Came across this and a couple of other articles about this study by Joshua Greene and Joseph Paxton from Harvard. They approached honesty from a different direction and put people in MRIs to watch their cognition. Their results are surprising, and then not.
They found some people — honest people — don’t require any extra effort to be honest. They just do it. But people who are less honest — liars and cheats — have to fire up another part of their brain just to be honest. It takes work for these people just to tell the truth because they have to weigh the consequences before answering.
This and other studies has brought the MRI into the lie-detector business.
Joshua Greene seems like a very interesting moral scientist. This presentation by him is interesting. I especially like his use of a camera with both automatic and manual operation as an excellent metaphor for the human brain.
Not all of our decisions are point and click. Some choices, like the choice to lie and be dishonest, is a manual function inside our brains. Take his thoughts/ideas to another level. Think about lying. Think about it right now. Tell a lie to yourself. Say the blue pen on the desk in front of you is red. And then tell yourself another lie and then another.

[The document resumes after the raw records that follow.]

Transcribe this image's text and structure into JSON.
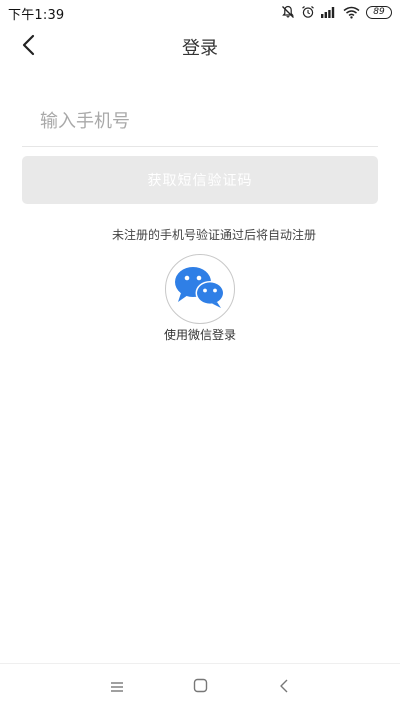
{
  "status_bar": {
    "time": "下午1:39",
    "battery": "89",
    "icons": [
      "mute-icon",
      "alarm-icon",
      "signal-icon",
      "wifi-icon",
      "battery-icon"
    ]
  },
  "header": {
    "title": "登录",
    "back_icon": "chevron-left-icon"
  },
  "phone_input": {
    "placeholder": "输入手机号",
    "value": ""
  },
  "sms_button": {
    "label": "获取短信验证码",
    "background": "#e9e9e9",
    "text_color": "#ffffff"
  },
  "register_hint": "未注册的手机号验证通过后将自动注册",
  "wechat_login": {
    "label": "使用微信登录",
    "icon": "wechat-icon",
    "icon_color": "#2f7fe6"
  },
  "nav_bar": {
    "icons": [
      "menu-icon",
      "home-icon",
      "back-icon"
    ]
  }
}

Is it a little easier each time. Does it actually require more cognition to tell a lie. What it you are really good at it and what if it is a lie you have told yourself and others a hundred or a thousand times?